Four Corners Rule Definition and Legal Meaning

On this page, you'll find the legal definition and meaning of Four Corners Rule, written in plain English, along with examples of how it is used.

What is Four Corners Rule?

(n) Four Corners Rule requires to interpret the meaning and understanding of the provisions contained in a document by considering the overall meaning and intention of that document. In such an interpretation of document, the external factors will not influence the meaning. But the meaning of a sentence or clause is influenced by the document as a whole.

History and Meaning of Four Corners Rule

The Four Corners Rule is a legal principle used in contract law that asserts that the terms of a contract can only be determined by looking at the document itself, without use of outside evidence. The term "four corners" refers to the four corners of a piece of paper, where a contract is traditionally written. The Four Corners Rule ensures that the parties to a contract are bound only by the terms that they have agreed to in writing, and not by any other promises or agreements that may have been made outside of the written contract.

This rule was first described in Nash v. Minnesota Street R. Co., 29 Minn. 276 (1881), and is now widely accepted as a fundamental principle of contract interpretation.

Examples of Four Corners Rule

  1. In a contract dispute, the court relied on the Four Corners Rule to determine that the only relevant terms of the contract were those contained within the written agreement, and not any alleged oral promises made outside of the agreement.

  2. When drafting a contract, it is important to ensure that all necessary terms are included within the "four corners" of the document, to avoid any ambiguity or dispute later on.

  3. A party to a contract cannot be held to a term that is not explicitly stated within the "four corners" of the document, under the Four Corners Rule.

Legal Terms Similar to Four Corners Rule

  1. Parol Evidence Rule - a similar principle that prevents the use of outside evidence to contradict the terms of a written agreement.

  2. Merger Clause - a provision in a contract that states that the written agreement represents the final and complete expression of the parties' intentions, and that no other promises or agreements outside of the written agreement will be binding.

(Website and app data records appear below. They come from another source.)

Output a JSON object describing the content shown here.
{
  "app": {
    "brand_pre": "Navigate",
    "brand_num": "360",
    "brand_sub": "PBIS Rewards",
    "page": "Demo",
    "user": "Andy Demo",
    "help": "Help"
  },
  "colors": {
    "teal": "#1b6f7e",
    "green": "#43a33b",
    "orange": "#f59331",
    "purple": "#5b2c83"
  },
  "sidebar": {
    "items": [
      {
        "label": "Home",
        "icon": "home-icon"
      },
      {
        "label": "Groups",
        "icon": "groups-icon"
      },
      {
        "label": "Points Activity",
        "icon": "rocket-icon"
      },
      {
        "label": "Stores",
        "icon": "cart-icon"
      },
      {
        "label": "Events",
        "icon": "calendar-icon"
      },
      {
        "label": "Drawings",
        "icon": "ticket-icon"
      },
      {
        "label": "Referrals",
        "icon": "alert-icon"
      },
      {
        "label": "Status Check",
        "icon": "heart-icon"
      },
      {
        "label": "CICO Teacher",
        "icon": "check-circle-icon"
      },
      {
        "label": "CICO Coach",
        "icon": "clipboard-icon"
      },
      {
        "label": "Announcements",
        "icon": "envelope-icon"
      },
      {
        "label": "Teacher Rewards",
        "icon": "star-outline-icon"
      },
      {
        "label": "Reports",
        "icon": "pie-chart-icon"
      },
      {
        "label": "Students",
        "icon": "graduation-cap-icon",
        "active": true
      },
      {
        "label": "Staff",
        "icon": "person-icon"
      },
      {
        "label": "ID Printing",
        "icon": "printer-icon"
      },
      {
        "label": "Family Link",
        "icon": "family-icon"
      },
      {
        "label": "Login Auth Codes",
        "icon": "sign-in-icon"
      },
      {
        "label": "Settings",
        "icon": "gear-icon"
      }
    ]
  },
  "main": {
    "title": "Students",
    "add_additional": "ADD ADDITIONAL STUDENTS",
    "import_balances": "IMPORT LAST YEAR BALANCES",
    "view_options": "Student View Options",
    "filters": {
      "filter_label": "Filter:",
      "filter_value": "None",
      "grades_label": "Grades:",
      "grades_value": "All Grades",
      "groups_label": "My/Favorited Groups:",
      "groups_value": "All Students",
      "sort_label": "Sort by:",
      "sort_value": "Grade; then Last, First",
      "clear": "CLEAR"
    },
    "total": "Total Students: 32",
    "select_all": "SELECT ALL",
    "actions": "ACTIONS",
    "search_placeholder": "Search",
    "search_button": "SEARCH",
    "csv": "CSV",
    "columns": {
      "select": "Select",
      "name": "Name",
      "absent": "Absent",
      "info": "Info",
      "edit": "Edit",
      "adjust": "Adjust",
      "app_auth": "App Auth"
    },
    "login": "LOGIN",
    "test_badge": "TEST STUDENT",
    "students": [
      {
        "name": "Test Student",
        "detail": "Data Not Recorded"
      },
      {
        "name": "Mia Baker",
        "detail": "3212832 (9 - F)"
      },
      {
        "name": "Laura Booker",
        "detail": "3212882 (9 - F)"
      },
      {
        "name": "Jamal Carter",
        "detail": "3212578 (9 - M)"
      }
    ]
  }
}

  3. Course of Performance - a principle used in contract law that allows for the interpretation of a contract based on the parties' conduct and performance, even if those actions are not explicitly stated within the written agreement.